# EXERCISE OBJECTIVE:
Throughout the records below, find each line holding "Rechercher" and copy it.
◇ ◇ ◇ ◇ ◇ ◇ ◇
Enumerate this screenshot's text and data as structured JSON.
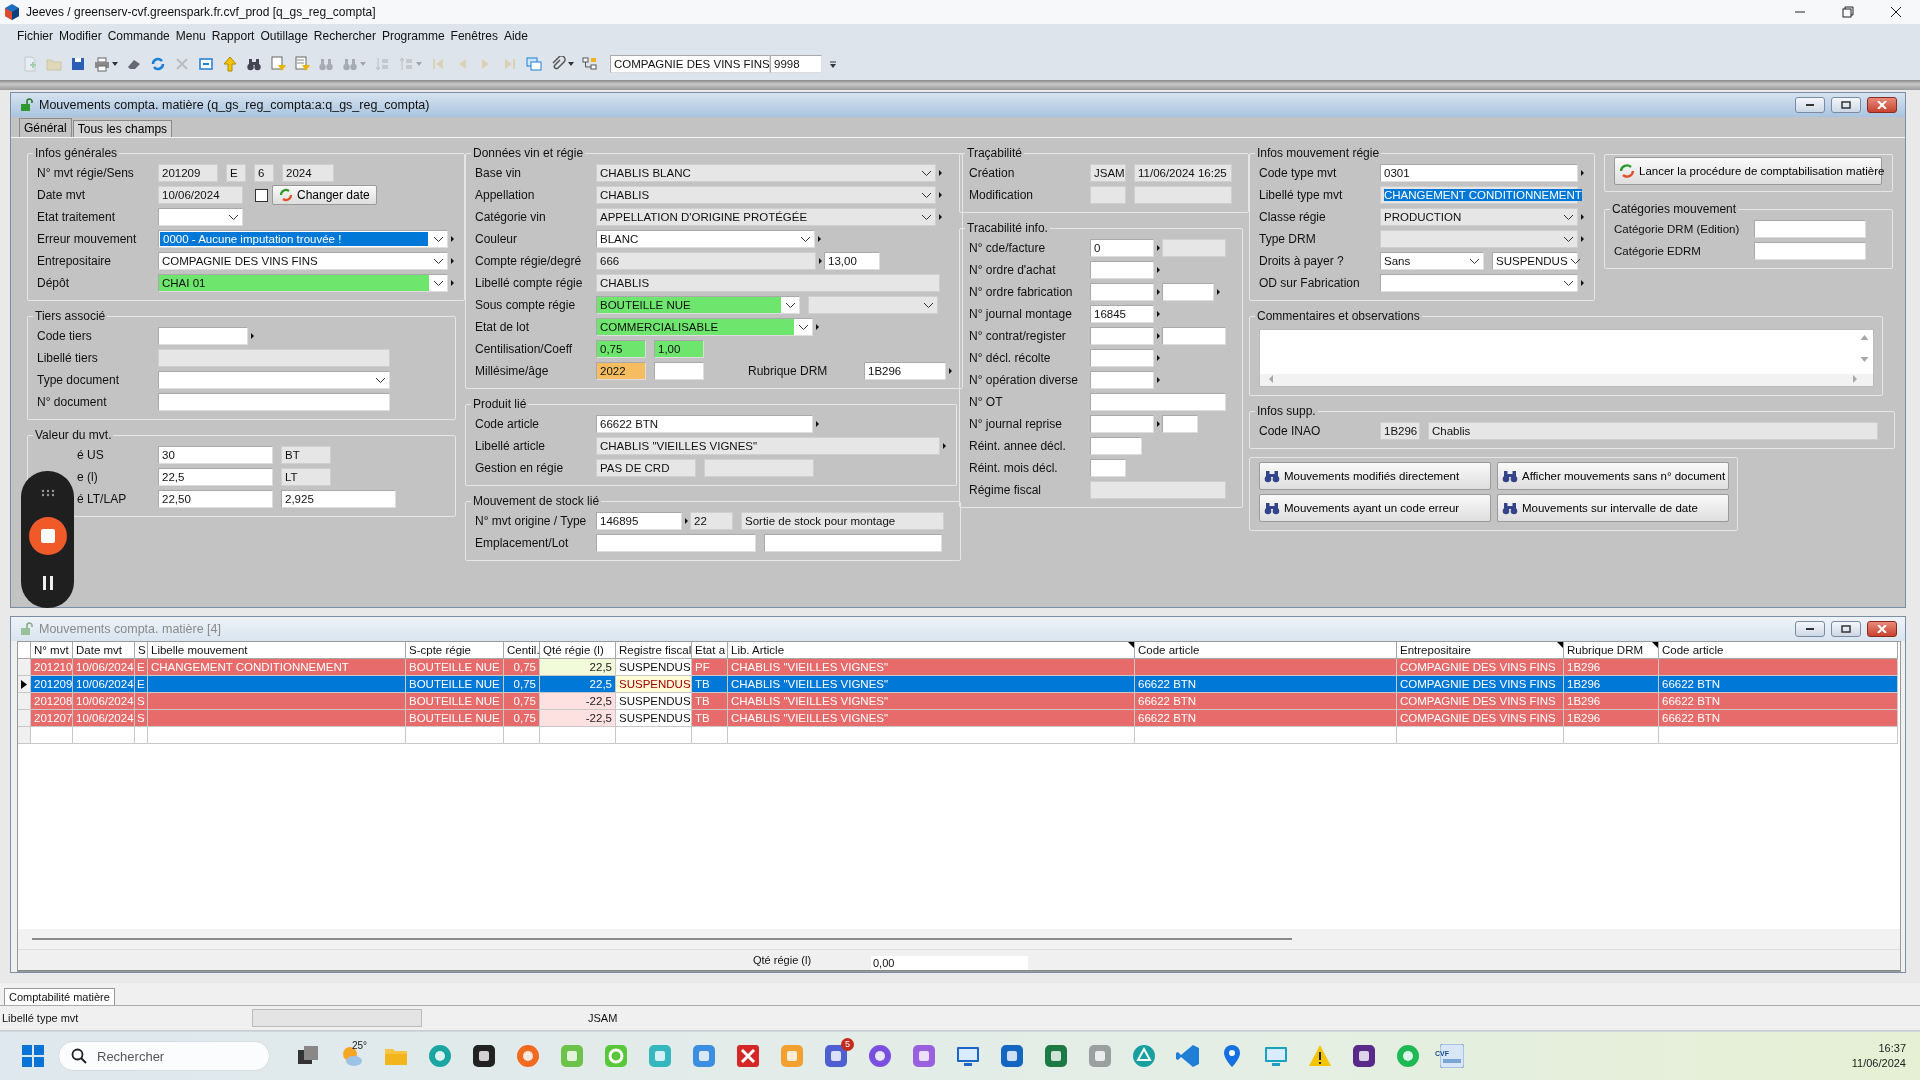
{
  "app": {
    "title": "Jeeves / greenserv-cvf.greenspark.fr.cvf_prod [q_gs_reg_compta]"
  },
  "menu": [
    "Fichier",
    "Modifier",
    "Commande",
    "Menu",
    "Rapport",
    "Outillage",
    "Rechercher",
    "Programme",
    "Fenêtres",
    "Aide"
  ],
  "toolbar": {
    "buttons": [
      {
        "disabled": true
      },
      {
        "disabled": true
      },
      {
        "disabled": false
      },
      {
        "disabled": false
      },
      {
        "disabled": false
      },
      {
        "disabled": false
      },
      {
        "disabled": true
      },
      {
        "disabled": false
      },
      {
        "disabled": false
      },
      {
        "disabled": false
      },
      {
        "disabled": false
      },
      {
        "disabled": false
      },
      {
        "disabled": true
      },
      {
        "disabled": true
      },
      {
        "disabled": true
      },
      {
        "disabled": true
      },
      {
        "disabled": true
      },
      {
        "disabled": true
      },
      {
        "disabled": true
      },
      {
        "disabled": true
      },
      {
        "disabled": false
      },
      {
        "disabled": false
      },
      {
        "disabled": false
      }
    ],
    "company": "COMPAGNIE DES VINS FINS",
    "code": "9998"
  },
  "form_window": {
    "title": "Mouvements compta. matière (q_gs_reg_compta:a:q_gs_reg_compta)",
    "active": true,
    "tabs": [
      {
        "label": "Général",
        "selected": true
      },
      {
        "label": "Tous les champs",
        "selected": false
      }
    ],
    "panels": [
      {
        "kind": "fields",
        "title": "Infos générales",
        "rows": [
          {
            "label": "N° mvt régie/Sens",
            "controls": [
              {
                "kind": "input",
                "value": "201209",
                "readonly": true,
                "lookup": false
              },
              {
                "kind": "input",
                "value": "E",
                "readonly": true,
                "lookup": false
              },
              {
                "kind": "input",
                "value": "6",
                "readonly": true,
                "lookup": false
              },
              {
                "kind": "input",
                "value": "2024",
                "readonly": true,
                "lookup": false
              }
            ]
          },
          {
            "label": "Date mvt",
            "controls": [
              {
                "kind": "input",
                "value": "10/06/2024",
                "readonly": true,
                "lookup": false
              },
              {
                "kind": "checkbox",
                "checked": false
              },
              {
                "kind": "button",
                "label": "Changer date"
              }
            ]
          },
          {
            "label": "Etat traitement",
            "controls": [
              {
                "kind": "combo",
                "readonly": false,
                "lookup": false
              }
            ]
          },
          {
            "label": "Erreur mouvement",
            "controls": [
              {
                "kind": "combo",
                "value": "0000 - Aucune imputation trouvée !",
                "readonly": false,
                "lookup": true,
                "highlighted": true
              }
            ]
          },
          {
            "label": "Entrepositaire",
            "controls": [
              {
                "kind": "combo",
                "value": "COMPAGNIE DES VINS FINS",
                "readonly": false,
                "lookup": true
              }
            ]
          },
          {
            "label": "Dépôt",
            "controls": [
              {
                "kind": "combo",
                "value": "CHAI 01",
                "readonly": false,
                "lookup": true,
                "color": "#6ee66e"
              }
            ]
          }
        ]
      },
      {
        "kind": "fields",
        "title": "Tiers associé",
        "rows": [
          {
            "label": "Code tiers",
            "controls": [
              {
                "kind": "input",
                "readonly": false,
                "lookup": true
              }
            ]
          },
          {
            "label": "Libellé tiers",
            "controls": [
              {
                "kind": "input",
                "readonly": true,
                "lookup": false
              }
            ]
          },
          {
            "label": "Type document",
            "controls": [
              {
                "kind": "combo",
                "readonly": false,
                "lookup": false
              }
            ]
          },
          {
            "label": "N° document",
            "controls": [
              {
                "kind": "input",
                "readonly": false,
                "lookup": false
              }
            ]
          }
        ]
      },
      {
        "kind": "fields",
        "title": "Valeur du mvt.",
        "rows": [
          {
            "label": "é US",
            "controls": [
              {
                "kind": "input",
                "value": "30",
                "readonly": false,
                "lookup": false
              },
              {
                "kind": "input",
                "value": "BT",
                "readonly": true,
                "lookup": false
              }
            ]
          },
          {
            "label": "e (l)",
            "controls": [
              {
                "kind": "input",
                "value": "22,5",
                "readonly": false,
                "lookup": false
              },
              {
                "kind": "input",
                "value": "LT",
                "readonly": true,
                "lookup": false
              }
            ]
          },
          {
            "label": "é LT/LAP",
            "controls": [
              {
                "kind": "input",
                "value": "22,50",
                "readonly": false,
                "lookup": false
              },
              {
                "kind": "input",
                "value": "2,925",
                "readonly": false,
                "lookup": false
              }
            ]
          }
        ]
      },
      {
        "kind": "fields",
        "title": "Données vin et régie",
        "rows": [
          {
            "label": "Base vin",
            "controls": [
              {
                "kind": "combo",
                "value": "CHABLIS BLANC",
                "readonly": true,
                "lookup": true
              }
            ]
          },
          {
            "label": "Appellation",
            "controls": [
              {
                "kind": "combo",
                "value": "CHABLIS",
                "readonly": true,
                "lookup": true
              }
            ]
          },
          {
            "label": "Catégorie vin",
            "controls": [
              {
                "kind": "combo",
                "value": "APPELLATION D'ORIGINE PROTÉGÉE",
                "readonly": true,
                "lookup": true
              }
            ]
          },
          {
            "label": "Couleur",
            "controls": [
              {
                "kind": "combo",
                "value": "BLANC",
                "readonly": false,
                "lookup": true
              }
            ]
          },
          {
            "label": "Compte régie/degré",
            "controls": [
              {
                "kind": "input",
                "value": "666",
                "readonly": true,
                "lookup": true
              },
              {
                "kind": "input",
                "value": "13,00",
                "readonly": false,
                "lookup": false
              }
            ]
          },
          {
            "label": "Libellé compte régie",
            "controls": [
              {
                "kind": "input",
                "value": "CHABLIS",
                "readonly": true,
                "lookup": false
              }
            ]
          },
          {
            "label": "Sous compte régie",
            "controls": [
              {
                "kind": "combo",
                "value": "BOUTEILLE NUE",
                "readonly": false,
                "lookup": false,
                "color": "#6ee66e"
              },
              {
                "kind": "combo",
                "readonly": true,
                "lookup": false
              }
            ]
          },
          {
            "label": "Etat de lot",
            "controls": [
              {
                "kind": "combo",
                "value": "COMMERCIALISABLE",
                "readonly": false,
                "lookup": true,
                "color": "#6ee66e"
              }
            ]
          },
          {
            "label": "Centilisation/Coeff",
            "controls": [
              {
                "kind": "input",
                "value": "0,75",
                "readonly": false,
                "lookup": false,
                "color": "#6ee66e"
              },
              {
                "kind": "input",
                "value": "1,00",
                "readonly": false,
                "lookup": false,
                "color": "#6ee66e"
              }
            ]
          },
          {
            "label": "Millésime/âge",
            "controls": [
              {
                "kind": "input",
                "value": "2022",
                "readonly": false,
                "lookup": false,
                "color": "#f5bd5f"
              },
              {
                "kind": "input",
                "readonly": false,
                "lookup": false
              },
              {
                "kind": "text",
                "label": "Rubrique DRM"
              },
              {
                "kind": "input",
                "value": "1B296",
                "readonly": false,
                "lookup": true
              }
            ]
          }
        ]
      },
      {
        "kind": "fields",
        "title": "Produit lié",
        "rows": [
          {
            "label": "Code article",
            "controls": [
              {
                "kind": "input",
                "value": "66622   BTN",
                "readonly": false,
                "lookup": true
              }
            ]
          },
          {
            "label": "Libellé article",
            "controls": [
              {
                "kind": "input",
                "value": "CHABLIS \"VIEILLES VIGNES\"",
                "readonly": true,
                "lookup": true
              }
            ]
          },
          {
            "label": "Gestion en régie",
            "controls": [
              {
                "kind": "input",
                "value": "PAS DE CRD",
                "readonly": true,
                "lookup": false
              },
              {
                "kind": "input",
                "readonly": true,
                "lookup": false
              }
            ]
          }
        ]
      },
      {
        "kind": "fields",
        "title": "Mouvement de stock lié",
        "rows": [
          {
            "label": "N° mvt origine / Type",
            "controls": [
              {
                "kind": "input",
                "value": "146895",
                "readonly": false,
                "lookup": true
              },
              {
                "kind": "input",
                "value": "22",
                "readonly": true,
                "lookup": false
              },
              {
                "kind": "input",
                "value": "Sortie de stock pour montage",
                "readonly": true,
                "lookup": false
              }
            ]
          },
          {
            "label": "Emplacement/Lot",
            "controls": [
              {
                "kind": "input",
                "readonly": false,
                "lookup": false
              },
              {
                "kind": "input",
                "readonly": false,
                "lookup": false
              }
            ]
          }
        ]
      },
      {
        "kind": "fields",
        "title": "Traçabilité",
        "rows": [
          {
            "label": "Création",
            "controls": [
              {
                "kind": "input",
                "value": "JSAM",
                "readonly": true,
                "lookup": false
              },
              {
                "kind": "input",
                "value": "11/06/2024 16:25",
                "readonly": true,
                "lookup": false
              }
            ]
          },
          {
            "label": "Modification",
            "controls": [
              {
                "kind": "input",
                "readonly": true,
                "lookup": false
              },
              {
                "kind": "input",
                "readonly": true,
                "lookup": false
              }
            ]
          }
        ]
      },
      {
        "kind": "fields",
        "title": "Tracabilité info.",
        "rows": [
          {
            "label": "N° cde/facture",
            "controls": [
              {
                "kind": "input",
                "value": "0",
                "readonly": false,
                "lookup": true
              },
              {
                "kind": "input",
                "readonly": true,
                "lookup": false
              }
            ]
          },
          {
            "label": "N° ordre d'achat",
            "controls": [
              {
                "kind": "input",
                "readonly": false,
                "lookup": true
              }
            ]
          },
          {
            "label": "N° ordre fabrication",
            "controls": [
              {
                "kind": "input",
                "readonly": false,
                "lookup": true
              },
              {
                "kind": "input",
                "readonly": false,
                "lookup": true
              }
            ]
          },
          {
            "label": "N° journal montage",
            "controls": [
              {
                "kind": "input",
                "value": "16845",
                "readonly": false,
                "lookup": true
              }
            ]
          },
          {
            "label": "N° contrat/register",
            "controls": [
              {
                "kind": "input",
                "readonly": false,
                "lookup": true
              },
              {
                "kind": "input",
                "readonly": false,
                "lookup": false
              }
            ]
          },
          {
            "label": "N° décl. récolte",
            "controls": [
              {
                "kind": "input",
                "readonly": false,
                "lookup": true
              }
            ]
          },
          {
            "label": "N° opération diverse",
            "controls": [
              {
                "kind": "input",
                "readonly": false,
                "lookup": true
              }
            ]
          },
          {
            "label": "N° OT",
            "controls": [
              {
                "kind": "input",
                "readonly": false,
                "lookup": false
              }
            ]
          },
          {
            "label": "N° journal reprise",
            "controls": [
              {
                "kind": "input",
                "readonly": false,
                "lookup": true
              },
              {
                "kind": "input",
                "readonly": false,
                "lookup": false
              }
            ]
          },
          {
            "label": "Réint. annee décl.",
            "controls": [
              {
                "kind": "input",
                "readonly": false,
                "lookup": false
              }
            ]
          },
          {
            "label": "Réint. mois décl.",
            "controls": [
              {
                "kind": "input",
                "readonly": false,
                "lookup": false
              }
            ]
          },
          {
            "label": "Régime fiscal",
            "controls": [
              {
                "kind": "input",
                "readonly": true,
                "lookup": false
              }
            ]
          }
        ]
      },
      {
        "kind": "fields",
        "title": "Infos mouvement régie",
        "rows": [
          {
            "label": "Code type mvt",
            "controls": [
              {
                "kind": "input",
                "value": "0301",
                "readonly": false,
                "lookup": true
              }
            ]
          },
          {
            "label": "Libellé type mvt",
            "controls": [
              {
                "kind": "input",
                "value": "CHANGEMENT CONDITIONNEMENT",
                "readonly": true,
                "lookup": false,
                "highlighted": true
              }
            ]
          },
          {
            "label": "Classe régie",
            "controls": [
              {
                "kind": "combo",
                "value": "PRODUCTION",
                "readonly": true,
                "lookup": true
              }
            ]
          },
          {
            "label": "Type DRM",
            "controls": [
              {
                "kind": "combo",
                "readonly": true,
                "lookup": true
              }
            ]
          },
          {
            "label": "Droits à payer ?",
            "controls": [
              {
                "kind": "combo",
                "value": "Sans",
                "readonly": false,
                "lookup": false
              },
              {
                "kind": "combo",
                "value": "SUSPENDUS",
                "readonly": false,
                "lookup": false
              }
            ]
          },
          {
            "label": "OD sur Fabrication",
            "controls": [
              {
                "kind": "combo",
                "readonly": false,
                "lookup": true
              }
            ]
          }
        ]
      },
      {
        "kind": "buttons",
        "buttons": [
          "Lancer la procédure de comptabilisation matière"
        ]
      },
      {
        "kind": "fields",
        "title": "Catégories mouvement",
        "rows": [
          {
            "label": "Catégorie DRM (Edition)",
            "controls": [
              {
                "kind": "input",
                "readonly": false,
                "lookup": false
              }
            ]
          },
          {
            "label": "Catégorie EDRM",
            "controls": [
              {
                "kind": "input",
                "readonly": false,
                "lookup": false
              }
            ]
          }
        ]
      },
      {
        "kind": "comments",
        "title": "Commentaires et observations"
      },
      {
        "kind": "fields",
        "title": "Infos supp.",
        "rows": [
          {
            "label": "Code INAO",
            "controls": [
              {
                "kind": "input",
                "value": "1B296",
                "readonly": true,
                "lookup": false
              },
              {
                "kind": "input",
                "value": "Chablis",
                "readonly": true,
                "lookup": false
              }
            ]
          }
        ]
      },
      {
        "kind": "buttons",
        "buttons": [
          "Mouvements modifiés directement",
          "Afficher mouvements sans n° document",
          "Mouvements ayant un code erreur",
          "Mouvements sur intervalle de date"
        ]
      }
    ]
  },
  "list_window": {
    "title": "Mouvements compta. matière [4]",
    "active": false,
    "columns": [
      {
        "label": "N° mvt",
        "marked": false
      },
      {
        "label": "Date mvt",
        "marked": false
      },
      {
        "label": "S",
        "marked": false
      },
      {
        "label": "Libelle mouvement",
        "marked": false
      },
      {
        "label": "S-cpte régie",
        "marked": false
      },
      {
        "label": "Centil.",
        "marked": false
      },
      {
        "label": "Qté régie (l)",
        "marked": false
      },
      {
        "label": "Registre fiscal",
        "marked": false
      },
      {
        "label": "Etat a",
        "marked": false
      },
      {
        "label": "Lib. Article",
        "marked": true
      },
      {
        "label": "Code article",
        "marked": false
      },
      {
        "label": "Entrepositaire",
        "marked": true
      },
      {
        "label": "Rubrique DRM",
        "marked": true
      },
      {
        "label": "Code article",
        "marked": false
      }
    ],
    "rows": [
      {
        "selected": false,
        "color": "#f1fbd9",
        "cells": [
          "201210",
          "10/06/2024",
          "E",
          "CHANGEMENT CONDITIONNEMENT",
          "BOUTEILLE NUE",
          "0,75",
          "22,5",
          "SUSPENDUS",
          "PF",
          "CHABLIS \"VIEILLES VIGNES\"",
          null,
          "COMPAGNIE DES VINS FINS",
          "1B296",
          null
        ]
      },
      {
        "selected": true,
        "cells": [
          "201209",
          "10/06/2024",
          "E",
          null,
          "BOUTEILLE NUE",
          "0,75",
          "22,5",
          "SUSPENDUS",
          "TB",
          "CHABLIS \"VIEILLES VIGNES\"",
          "66622   BTN",
          "COMPAGNIE DES VINS FINS",
          "1B296",
          "66622   BTN"
        ]
      },
      {
        "selected": false,
        "color": "#fde0e0",
        "cells": [
          "201208",
          "10/06/2024",
          "S",
          null,
          "BOUTEILLE NUE",
          "0,75",
          "-22,5",
          "SUSPENDUS",
          "TB",
          "CHABLIS \"VIEILLES VIGNES\"",
          "66622   BTN",
          "COMPAGNIE DES VINS FINS",
          "1B296",
          "66622   BTN"
        ]
      },
      {
        "selected": false,
        "color": "#fde0e0",
        "cells": [
          "201207",
          "10/06/2024",
          "S",
          null,
          "BOUTEILLE NUE",
          "0,75",
          "-22,5",
          "SUSPENDUS",
          "TB",
          "CHABLIS \"VIEILLES VIGNES\"",
          "66622   BTN",
          "COMPAGNIE DES VINS FINS",
          "1B296",
          "66622   BTN"
        ]
      }
    ],
    "footer": {
      "label": "Qté régie (l)",
      "value": "0,00"
    }
  },
  "module_tab": {
    "label": "Comptabilité matière",
    "selected": true
  },
  "status_bar": {
    "field": "Libellé type mvt",
    "user": "JSAM"
  },
  "recorder_overlay": {
    "recording": true
  },
  "taskbar": {
    "search_placeholder": "Rechercher",
    "weather": "25°",
    "badge": "5",
    "active_app_label": "CVF",
    "time": "16:37",
    "date": "11/06/2024"
  }
}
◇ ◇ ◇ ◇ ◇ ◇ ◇
# EXERCISE RESPONSE:
    "Rechercher",
    "search_placeholder": "Rechercher",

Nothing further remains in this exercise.